*Exercise instructions*
Please copy, word for word, the line that contains "Decode this image" and every line after it through the end of the records, and nothing more.

*Input material*
---

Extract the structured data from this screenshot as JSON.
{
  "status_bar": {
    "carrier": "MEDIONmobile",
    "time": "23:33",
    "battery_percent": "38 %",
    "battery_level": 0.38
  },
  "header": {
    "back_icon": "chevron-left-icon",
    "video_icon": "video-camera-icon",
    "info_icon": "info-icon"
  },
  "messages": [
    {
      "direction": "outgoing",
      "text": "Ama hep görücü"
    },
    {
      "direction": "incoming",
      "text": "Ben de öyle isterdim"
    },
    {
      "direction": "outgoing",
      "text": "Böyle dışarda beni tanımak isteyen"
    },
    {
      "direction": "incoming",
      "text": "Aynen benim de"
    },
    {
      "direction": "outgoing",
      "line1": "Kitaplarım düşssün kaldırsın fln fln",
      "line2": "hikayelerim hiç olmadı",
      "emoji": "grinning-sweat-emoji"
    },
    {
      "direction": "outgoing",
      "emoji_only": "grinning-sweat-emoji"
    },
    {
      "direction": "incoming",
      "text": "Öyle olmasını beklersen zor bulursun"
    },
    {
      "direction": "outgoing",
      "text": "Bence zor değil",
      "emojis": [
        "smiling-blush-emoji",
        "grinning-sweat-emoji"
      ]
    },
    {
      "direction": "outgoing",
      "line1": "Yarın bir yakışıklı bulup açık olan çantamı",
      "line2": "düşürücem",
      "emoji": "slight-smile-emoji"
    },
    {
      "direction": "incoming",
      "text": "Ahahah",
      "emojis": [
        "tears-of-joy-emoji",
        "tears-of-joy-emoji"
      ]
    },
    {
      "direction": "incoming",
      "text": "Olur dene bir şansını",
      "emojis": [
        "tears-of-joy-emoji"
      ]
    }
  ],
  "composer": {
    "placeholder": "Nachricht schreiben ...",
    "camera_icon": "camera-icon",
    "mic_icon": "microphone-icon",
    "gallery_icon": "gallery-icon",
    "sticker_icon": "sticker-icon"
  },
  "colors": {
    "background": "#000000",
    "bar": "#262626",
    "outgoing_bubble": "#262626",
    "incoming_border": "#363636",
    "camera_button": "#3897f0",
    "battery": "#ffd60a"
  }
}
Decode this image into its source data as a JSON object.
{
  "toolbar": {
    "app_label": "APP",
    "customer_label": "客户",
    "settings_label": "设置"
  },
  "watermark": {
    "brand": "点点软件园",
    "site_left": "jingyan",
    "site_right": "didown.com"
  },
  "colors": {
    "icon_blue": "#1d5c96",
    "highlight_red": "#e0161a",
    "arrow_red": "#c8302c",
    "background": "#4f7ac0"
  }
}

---

*Solution to this exercise*
Decode this image into its source data as a JSON object.
{
  "toolbar": {
    "app_label": "APP",
    "customer_label": "客户",
    "settings_label": "设置"
  },
  "watermark": {
    "brand": "点点软件园",
    "site_left": "jingyan",
    "site_right": "didown.com"
  },
  "colors": {
    "icon_blue": "#1d5c96",
    "highlight_red": "#e0161a",
    "arrow_red": "#c8302c",
    "background": "#4f7ac0"
  }
}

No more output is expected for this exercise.